About Microgravity by Dr. Ir. V. Pletser

Gravity is omnipresent on Earth. It accompanies us in all our movements since birth and it is difficult to imagine our environment without it. How to conceive that, without it, the slightest step would propel us in the air or that liquids would take a spherical form?

Nevertheless, gravity can only exist if the gravitational attraction is thwarted by the presence of a solid surface that prevents the gravitational force of continuing its action of attraction. Although gravitation is omnipresent in the universe, gravity is the exception and its absence, weightlessness, the general rule.
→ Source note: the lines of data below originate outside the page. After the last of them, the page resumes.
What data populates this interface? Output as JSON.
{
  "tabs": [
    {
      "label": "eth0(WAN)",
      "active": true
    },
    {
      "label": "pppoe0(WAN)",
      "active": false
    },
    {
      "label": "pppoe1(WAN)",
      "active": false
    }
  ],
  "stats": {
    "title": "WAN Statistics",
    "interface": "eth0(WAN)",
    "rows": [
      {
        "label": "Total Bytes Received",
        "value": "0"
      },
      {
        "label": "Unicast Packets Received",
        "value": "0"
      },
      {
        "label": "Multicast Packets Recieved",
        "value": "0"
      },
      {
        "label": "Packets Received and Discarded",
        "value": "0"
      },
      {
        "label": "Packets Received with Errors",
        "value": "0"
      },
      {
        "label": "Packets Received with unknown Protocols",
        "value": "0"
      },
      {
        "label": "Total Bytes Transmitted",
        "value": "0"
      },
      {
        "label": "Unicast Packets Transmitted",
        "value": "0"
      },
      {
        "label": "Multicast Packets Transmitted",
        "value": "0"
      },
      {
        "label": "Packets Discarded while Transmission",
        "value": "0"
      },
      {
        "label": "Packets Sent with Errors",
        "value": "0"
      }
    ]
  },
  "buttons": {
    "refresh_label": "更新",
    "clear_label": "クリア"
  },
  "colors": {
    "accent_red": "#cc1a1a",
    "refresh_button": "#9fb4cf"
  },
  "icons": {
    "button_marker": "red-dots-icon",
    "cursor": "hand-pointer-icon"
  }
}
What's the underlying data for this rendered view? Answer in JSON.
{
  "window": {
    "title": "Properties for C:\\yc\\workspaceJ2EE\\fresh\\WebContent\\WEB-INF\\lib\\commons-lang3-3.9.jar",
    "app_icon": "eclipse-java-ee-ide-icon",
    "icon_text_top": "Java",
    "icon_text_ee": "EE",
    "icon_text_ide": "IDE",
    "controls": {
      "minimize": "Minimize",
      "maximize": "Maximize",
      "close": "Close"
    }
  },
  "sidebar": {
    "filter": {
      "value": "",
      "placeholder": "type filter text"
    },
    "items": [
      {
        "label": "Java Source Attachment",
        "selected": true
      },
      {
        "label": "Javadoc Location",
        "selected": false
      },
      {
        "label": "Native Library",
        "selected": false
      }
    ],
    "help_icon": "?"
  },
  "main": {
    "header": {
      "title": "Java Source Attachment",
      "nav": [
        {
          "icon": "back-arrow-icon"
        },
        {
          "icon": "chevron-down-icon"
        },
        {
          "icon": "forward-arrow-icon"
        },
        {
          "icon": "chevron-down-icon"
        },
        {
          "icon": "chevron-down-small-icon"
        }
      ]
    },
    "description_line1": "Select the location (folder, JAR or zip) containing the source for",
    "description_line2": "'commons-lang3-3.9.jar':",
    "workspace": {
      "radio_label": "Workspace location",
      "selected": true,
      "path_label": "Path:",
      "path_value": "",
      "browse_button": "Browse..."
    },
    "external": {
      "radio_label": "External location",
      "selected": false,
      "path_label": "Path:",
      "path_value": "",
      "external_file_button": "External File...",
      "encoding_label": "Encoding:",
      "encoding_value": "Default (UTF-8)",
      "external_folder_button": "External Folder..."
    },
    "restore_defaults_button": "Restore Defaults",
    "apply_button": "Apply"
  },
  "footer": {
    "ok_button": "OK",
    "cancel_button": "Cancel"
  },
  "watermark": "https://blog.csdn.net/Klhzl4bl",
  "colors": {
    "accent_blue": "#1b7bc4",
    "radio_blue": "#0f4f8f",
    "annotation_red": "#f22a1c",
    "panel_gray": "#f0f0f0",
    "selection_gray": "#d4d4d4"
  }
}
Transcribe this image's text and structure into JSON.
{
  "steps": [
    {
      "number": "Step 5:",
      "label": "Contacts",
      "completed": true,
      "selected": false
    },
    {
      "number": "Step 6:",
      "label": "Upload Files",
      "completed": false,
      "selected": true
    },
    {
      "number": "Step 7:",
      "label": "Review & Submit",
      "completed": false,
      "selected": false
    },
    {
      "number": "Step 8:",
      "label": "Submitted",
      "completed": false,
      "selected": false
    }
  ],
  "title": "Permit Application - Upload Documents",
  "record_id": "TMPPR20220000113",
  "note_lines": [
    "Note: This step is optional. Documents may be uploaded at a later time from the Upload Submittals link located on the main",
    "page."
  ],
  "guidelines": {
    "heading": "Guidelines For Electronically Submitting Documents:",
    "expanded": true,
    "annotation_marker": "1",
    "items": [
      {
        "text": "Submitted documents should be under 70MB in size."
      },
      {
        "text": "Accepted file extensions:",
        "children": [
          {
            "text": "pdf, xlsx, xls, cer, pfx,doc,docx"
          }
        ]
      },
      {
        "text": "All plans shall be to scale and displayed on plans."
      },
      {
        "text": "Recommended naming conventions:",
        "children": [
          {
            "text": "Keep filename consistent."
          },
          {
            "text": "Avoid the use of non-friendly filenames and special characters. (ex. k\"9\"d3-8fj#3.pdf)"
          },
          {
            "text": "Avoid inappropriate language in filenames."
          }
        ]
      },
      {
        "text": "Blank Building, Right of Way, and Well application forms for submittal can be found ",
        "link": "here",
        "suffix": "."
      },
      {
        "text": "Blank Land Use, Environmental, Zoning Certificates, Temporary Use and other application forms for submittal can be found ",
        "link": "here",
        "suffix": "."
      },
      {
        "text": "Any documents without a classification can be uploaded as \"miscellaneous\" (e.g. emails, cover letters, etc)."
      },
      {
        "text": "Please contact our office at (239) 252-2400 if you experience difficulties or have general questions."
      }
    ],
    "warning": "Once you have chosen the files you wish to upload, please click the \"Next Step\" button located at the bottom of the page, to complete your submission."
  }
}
Weightlessness is obtained in a free-falling vehicle. In other words, to not feel your weight anymore, you need to fall freely in a vehicle (airplane, spacecraft, …) that falls freely itself.

Free-fall is obtained in a vehicle subject to the only force of gravity, the sum of all other forces being null.

Attention: the force of gravity is never cancelled; and weightlessness is not due to the absence of atmosphere; nor to a great distance from the earth or from any other mass; nor to a high velocity.

Aircraft parabolic flights are used to perform short duration scientific and techno­logical experiments in re­duced gravity. Together with drop towers, sounding rockets, the International Space Station (ISS) and other manned and unmanned spacecraft, aircraft parabolic flights with the Airbus A310 ZERO-G completes the set of flight research opportunities for European scientists (see Figure 1).

Fig. 1: Reduced gravity platforms accessible to European scientists (Credit: DLR)

Aircraft parabolic flights are the only flight opportunity beside ISS and Chinese spacecraft where medical research on human test subjects can be performed in weightlessness.

The mi­cro­gravity environment is created in the Airbus A310 ZERO-G flying the following ma­noeuvres (see Figure 2):

from steady horizontal flight, the aircraft climbs at 50° (pull-up, see Figure 3) for about 20 s with accelerations between 1.8 and 2 g;
all aircraft engines thrust is then strongly re­duced for about 20 to 25 s, compen­sating the effect of air drag (parabolic free fall);
the aircraft dives at 42° (pull-out), accel­erat­ing at about 1.8 to 2 g for approxi­mately 20 s, to come back to a steady horizontal flight.

Fig. 2. The parabolic flight manoeuvre of the Airbus A310 (Credit: Novespace)

Alternatively, for partial g parabolas at Moon and Mars g-levels, the engine thrust is reduced sufficiently to a point where the remaining vertical acceleration in the cabin is approximately 0.16g (Moon gravity) for approximately 25 s or 0.38g (Mars gravity) for approximately 32 s with angles at injection of 42° and 38° respectively for Moon and Mars parabolas.

These manoeuvres are flown sepa­rated by inter­vals of several minutes. Duration of intervals between parabolas can be arranged prior to the flight. A typical flight duration is between two and half and three hours.

Take-offs and landings are made at the Bordeaux airport, although other airports have been used in the past. Parabolas are flown in dedicated air zones over the Gulf of Biscaye.

Fig. 3: The Airbus A310 in pull-up (Photo: Novespace – Eric Magnan / Airborne Films)